Content, on the other hand, is more educational in nature. It seeks to tell a story, entertain the audience, and build a narrative. The tone might be more formal as content writing often explores more complex ideas, but this isn’t always necessary.
Length of Writing
Copywriting tends to be much shorter, punchier, and more concise than content writing. It will succinctly but powerfully summarize key issues, such as the customer pain points you solve, or the value drivers of your products and services. Copywriting may make use of bullet points, numbered lists, or other more visual elements, including graphs and tables.
Content writing can be long. In the case of a pillar article that acts as the foundation of a topic cluster, a solid piece of content writing might be 5,000 words or more. A typical blog article might be more like 1,200 words, but as with many things, this is case-by-case.
Many writers provide copywriting and content writing services, and it’s true that there’s a lot of crossover in the writing skills required to effectively write either type of content. Both types of writing demand research, an understanding of the audience, strategic nous, and duh, writing skills. But there are a few key skills that help to separate copywriters from content writers.
Copywriters might have a background in sales or marketing, and have the experience to understand how to effectively position products and services. They’ll be comfortable structuring landing pages and email campaigns to drive action, and should have the ability to put themselves in their audiences shoes and empathize with their needs.

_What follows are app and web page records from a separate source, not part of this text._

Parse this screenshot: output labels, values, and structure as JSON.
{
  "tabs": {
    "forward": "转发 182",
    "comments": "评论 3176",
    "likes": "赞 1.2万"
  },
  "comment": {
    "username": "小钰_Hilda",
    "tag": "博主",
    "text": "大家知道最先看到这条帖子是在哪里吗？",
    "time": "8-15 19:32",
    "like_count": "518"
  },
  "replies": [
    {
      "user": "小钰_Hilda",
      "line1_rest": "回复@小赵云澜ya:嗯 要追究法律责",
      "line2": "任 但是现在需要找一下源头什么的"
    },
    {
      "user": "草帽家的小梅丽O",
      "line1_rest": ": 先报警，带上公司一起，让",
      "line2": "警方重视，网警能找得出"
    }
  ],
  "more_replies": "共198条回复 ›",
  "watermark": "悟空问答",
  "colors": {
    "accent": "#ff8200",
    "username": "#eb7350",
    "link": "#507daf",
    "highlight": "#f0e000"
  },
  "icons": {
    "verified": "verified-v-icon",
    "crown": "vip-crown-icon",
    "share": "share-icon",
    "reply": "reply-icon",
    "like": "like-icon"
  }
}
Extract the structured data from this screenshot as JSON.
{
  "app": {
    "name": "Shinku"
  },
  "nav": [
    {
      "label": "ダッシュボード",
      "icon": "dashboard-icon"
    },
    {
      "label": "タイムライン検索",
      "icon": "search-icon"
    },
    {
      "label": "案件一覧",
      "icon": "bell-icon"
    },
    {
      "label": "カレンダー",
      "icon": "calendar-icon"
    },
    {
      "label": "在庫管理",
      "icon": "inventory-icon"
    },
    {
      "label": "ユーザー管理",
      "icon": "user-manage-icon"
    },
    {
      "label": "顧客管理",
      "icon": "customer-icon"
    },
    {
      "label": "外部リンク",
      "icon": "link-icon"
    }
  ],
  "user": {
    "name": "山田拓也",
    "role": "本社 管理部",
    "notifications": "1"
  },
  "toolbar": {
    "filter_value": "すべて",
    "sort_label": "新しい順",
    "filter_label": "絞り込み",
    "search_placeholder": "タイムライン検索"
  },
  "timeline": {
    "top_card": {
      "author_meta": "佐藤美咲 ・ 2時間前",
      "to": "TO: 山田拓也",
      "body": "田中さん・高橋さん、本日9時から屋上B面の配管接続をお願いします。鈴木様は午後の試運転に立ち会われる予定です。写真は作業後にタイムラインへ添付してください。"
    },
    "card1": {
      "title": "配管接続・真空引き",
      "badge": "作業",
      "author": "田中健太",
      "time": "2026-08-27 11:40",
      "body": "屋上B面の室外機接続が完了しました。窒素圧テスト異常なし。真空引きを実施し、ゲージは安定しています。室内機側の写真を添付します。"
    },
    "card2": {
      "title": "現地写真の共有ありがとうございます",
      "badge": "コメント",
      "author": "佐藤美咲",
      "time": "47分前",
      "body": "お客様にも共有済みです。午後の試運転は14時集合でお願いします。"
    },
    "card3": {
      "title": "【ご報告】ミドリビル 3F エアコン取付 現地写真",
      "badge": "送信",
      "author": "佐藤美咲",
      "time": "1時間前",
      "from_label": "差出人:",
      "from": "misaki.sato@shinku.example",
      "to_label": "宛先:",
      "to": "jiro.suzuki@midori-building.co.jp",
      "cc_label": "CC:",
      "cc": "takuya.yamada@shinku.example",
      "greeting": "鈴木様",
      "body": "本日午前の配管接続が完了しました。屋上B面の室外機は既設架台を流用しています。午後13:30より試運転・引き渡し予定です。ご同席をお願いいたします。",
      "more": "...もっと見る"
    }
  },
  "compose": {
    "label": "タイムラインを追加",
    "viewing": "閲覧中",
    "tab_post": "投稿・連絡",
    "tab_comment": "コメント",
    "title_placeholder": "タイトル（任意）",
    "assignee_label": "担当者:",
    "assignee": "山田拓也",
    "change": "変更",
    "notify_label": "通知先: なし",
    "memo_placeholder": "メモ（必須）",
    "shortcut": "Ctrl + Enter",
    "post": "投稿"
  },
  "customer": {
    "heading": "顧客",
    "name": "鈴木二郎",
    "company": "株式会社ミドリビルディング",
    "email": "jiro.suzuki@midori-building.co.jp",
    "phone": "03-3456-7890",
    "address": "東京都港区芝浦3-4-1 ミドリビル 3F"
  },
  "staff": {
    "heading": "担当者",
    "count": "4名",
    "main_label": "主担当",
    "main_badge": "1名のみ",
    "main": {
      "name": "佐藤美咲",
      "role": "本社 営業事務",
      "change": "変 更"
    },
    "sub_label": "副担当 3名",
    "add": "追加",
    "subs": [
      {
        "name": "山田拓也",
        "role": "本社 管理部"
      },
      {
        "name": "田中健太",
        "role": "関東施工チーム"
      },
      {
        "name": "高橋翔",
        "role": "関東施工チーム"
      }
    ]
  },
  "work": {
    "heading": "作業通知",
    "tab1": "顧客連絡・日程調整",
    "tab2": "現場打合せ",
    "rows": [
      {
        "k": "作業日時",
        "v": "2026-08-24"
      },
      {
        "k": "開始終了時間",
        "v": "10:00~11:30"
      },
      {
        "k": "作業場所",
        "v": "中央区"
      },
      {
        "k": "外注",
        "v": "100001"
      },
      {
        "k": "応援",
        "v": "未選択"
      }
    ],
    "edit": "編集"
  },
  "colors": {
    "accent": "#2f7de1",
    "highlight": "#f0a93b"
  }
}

Content writers have many of the same skills, but are also likely to be better researchers, having an uncanny ability to seem like an expert on any random topic with just an hour or two of research. Great copywriters also possess a strong knowledge of technical on-page SEO, and know how to structure their content to appeal both to readers and search engines.
Impact on Business
Given time, all great writing will have nothing but a positive impact on your business. But of the two types of writing, it’s often the case that copywriting has a more immediate, measurable impact.
Take an example of rewriting a landing page. Refreshing the copy alone might immediately double your conversion rate, making it easy to quantify the impact of effective copywriting in tangible, dollar-based terms.
Content writing often takes longer to have an impact on your business, but this impact compounds over time. With commitment, it’s possible to build a powerful inbound growth machine on the back of effective copywriting.
Remember, an effective content writing strategy lays the foundation for future sales and business development opportunities. It’s impact should be tracked over a period of months, and yes, should also be measured in tangible, dollar-based terms. After all, your content could get all the eyeballs in the world, but unless it directly correlates with an increase in revenue, it’s not much help to your bottom line.
Which is Right for My Business: Copywriting or Content Writing?
Virtually every business needs both copywriting and content writing. Content writing drives a lot of organic traffic, and over time, establishes a solid relationship with prospects. It’s the job of copywriters to turn that traffic––and all other traffic––from prospects into closed sales.
Often, that requires different writers, but if you find the right person or collective, it’s possible that they can handle both. The good news? If you’re reading this article, you’ve already found Hire a Writer. We provide both copywriting and content writing, paired with the content marketing strategies they need to be successful.